I don't know about you but all my doubts about his leadership are erased. The thin-skinned POTUS fires the General he appointed and now it's time to move over Abe Lincoln - Barack Obama is back and better than ever.
Politico prepares the way for Obama's space in the history books providing a readers with The tick-tock: How President Obama took command of the McChrystal situation. You would think they were detailing the timeline of events leading up to a secret showdown with the Iranian leadership or something.
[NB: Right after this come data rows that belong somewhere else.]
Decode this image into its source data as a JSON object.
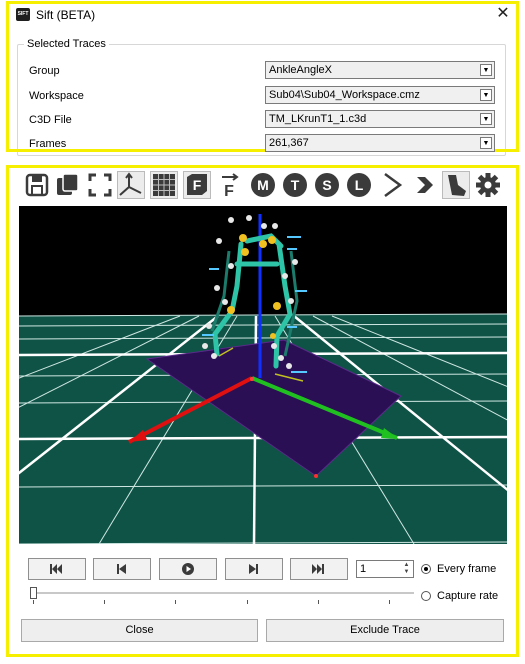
{
  "window": {
    "title": "Sift (BETA)",
    "icon_text": "SIFT",
    "close_glyph": "✕"
  },
  "selected_traces": {
    "title": "Selected Traces",
    "rows": [
      {
        "label": "Group",
        "value": "AnkleAngleX"
      },
      {
        "label": "Workspace",
        "value": "Sub04\\Sub04_Workspace.cmz"
      },
      {
        "label": "C3D File",
        "value": "TM_LKrunT1_1.c3d"
      },
      {
        "label": "Frames",
        "value": "261,367"
      }
    ]
  },
  "toolbar": {
    "icons": [
      "save-icon",
      "copy-icon",
      "fit-view-icon",
      "axes-icon",
      "grid-icon",
      "force-plate-icon",
      "force-vector-icon",
      "markers-icon",
      "targets-icon",
      "segments-icon",
      "landmarks-icon",
      "chevron-right-icon",
      "next-icon",
      "foot-icon",
      "gear-icon"
    ],
    "letters": {
      "markers": "M",
      "targets": "T",
      "segments": "S",
      "landmarks": "L",
      "force_plate": "F",
      "force_vector": "F"
    }
  },
  "playback": {
    "frame_value": "1",
    "options": [
      {
        "label": "Every frame",
        "selected": true
      },
      {
        "label": "Capture rate",
        "selected": false
      }
    ],
    "position": 0.0
  },
  "actions": {
    "close_label": "Close",
    "exclude_label": "Exclude Trace"
  },
  "colors": {
    "highlight": "#f7ef00",
    "grid": "#0f5347",
    "plate": "#2a0f55",
    "x_axis": "#e01010",
    "y_axis": "#20c020",
    "z_axis": "#1030ff"
  }
}
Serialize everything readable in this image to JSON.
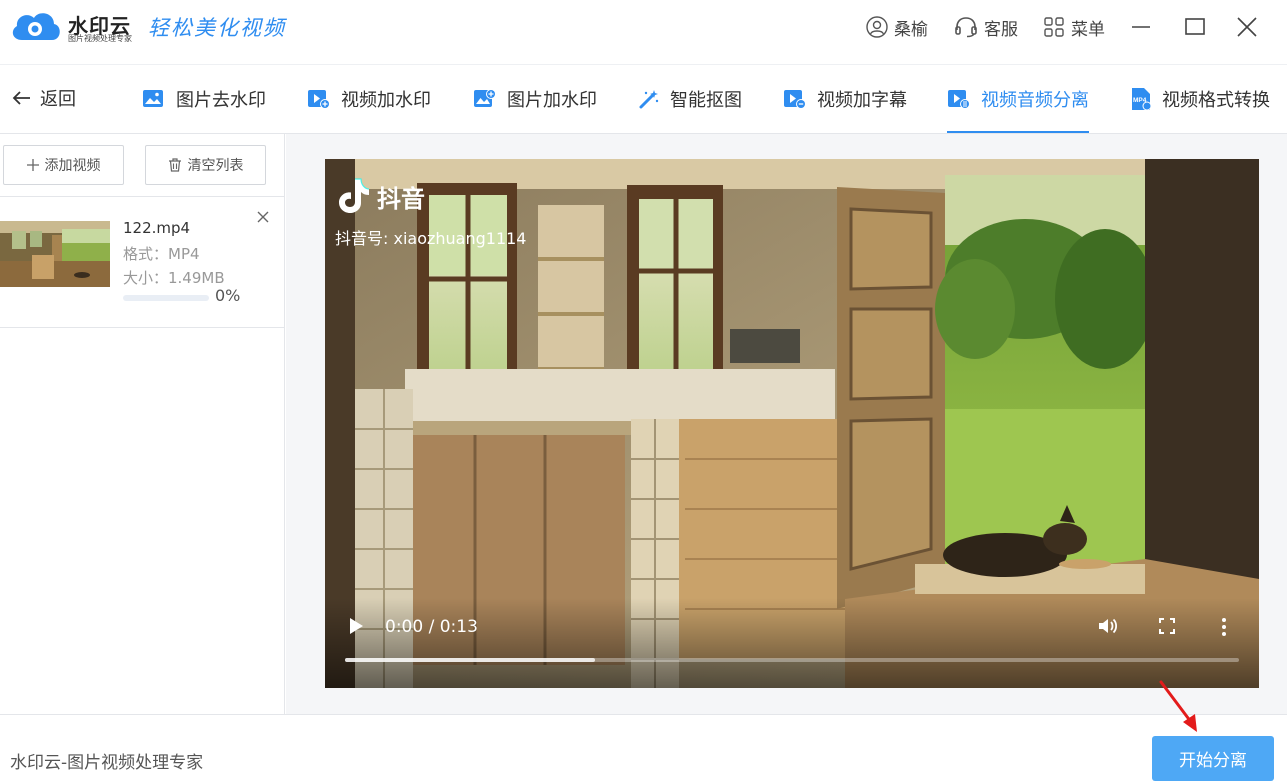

Obama doesn't confront those enemies though - just the liberal Generals who think "Rolling Stone" a sufficiently war-friendly publication in which they can spill their doubts about the Progressive paragon Barack Obama.
McChrystal is now an afterthought, a hapless victim of the "brilliant" and "diabolically clever" Barack according to Joe Klein. Klein evidently got the "brilliant" memo and adds the "diabolically clever" bit all on his own. Klein unleashes the nearest thesaurus and has a veritable adjective Mardi Gras as he paints a picture of an event set to answer all those timeless questions about Democratic leadership and the military:
It was the nature of McChrystal's blunder that made the reascension of Petraeus inevitable. It was the insular, locker-room puerility of McChrystal's team, spewing in a recent Rolling Stone article — the stone-cold belief that they had all the answers; that the civilians in charge, especially those who were members of the Democratic Party, were just a bunch of feckless chin pullers — that made the incident so dangerous; it cut far too close to the bone. It raised timeless questions about civilian authority over the military in wartime and a nagging one that has shadowed American politics since Vietnam: whether Democrats are too soft, too removed from the realities of military life, to pursue an effective national-security policy.In one fell swoop Klein recreates the whole "Team of Rivals" narrative the media loved so much at the outset of the Obama presidency:
And that is why the Petraeus appointment is at once brilliant and clever — because his prickly relationship with the President has been the symbolic heart of this problem, and now it will take center stage, in Washington and on the battlefields of Afghanistan. How it is resolved, if it is resolved, will determine the fate of Obama's presidency.Klein carefully avoids the fact the prickliness in the relationship was entirely on the President's part. Of course it is resolved, Obama no longer needs to undermine Petraeus' success in Iraq to win the election. He won as we are reminded endlessly. If anything Obama's brilliant choice was a tacit admission his demagoguery of the Surge was - how shall I say it - bullshit. Klein must know this because the rest of his piece goes to lengths to cast doubts on the counterinsurgency strategy as key to the success in Iraq while he builds to the "real question, whether this Democratic President and the military, symbolized by Petraeus, can make the adjustments necessary to live with each other." Is there any doubt who would be portrayed by the media as unable to make the necessary adjustments?
Klein, Matthews and the rest of the fawning media will never let this President fail without a fight. It should be interesting to watch what they do with Obama's polling numbers over the next few weeks. No doubt any downturn will be rationalized while any minor uptick will be proof of Obama's brilliance. Mission Accomplished.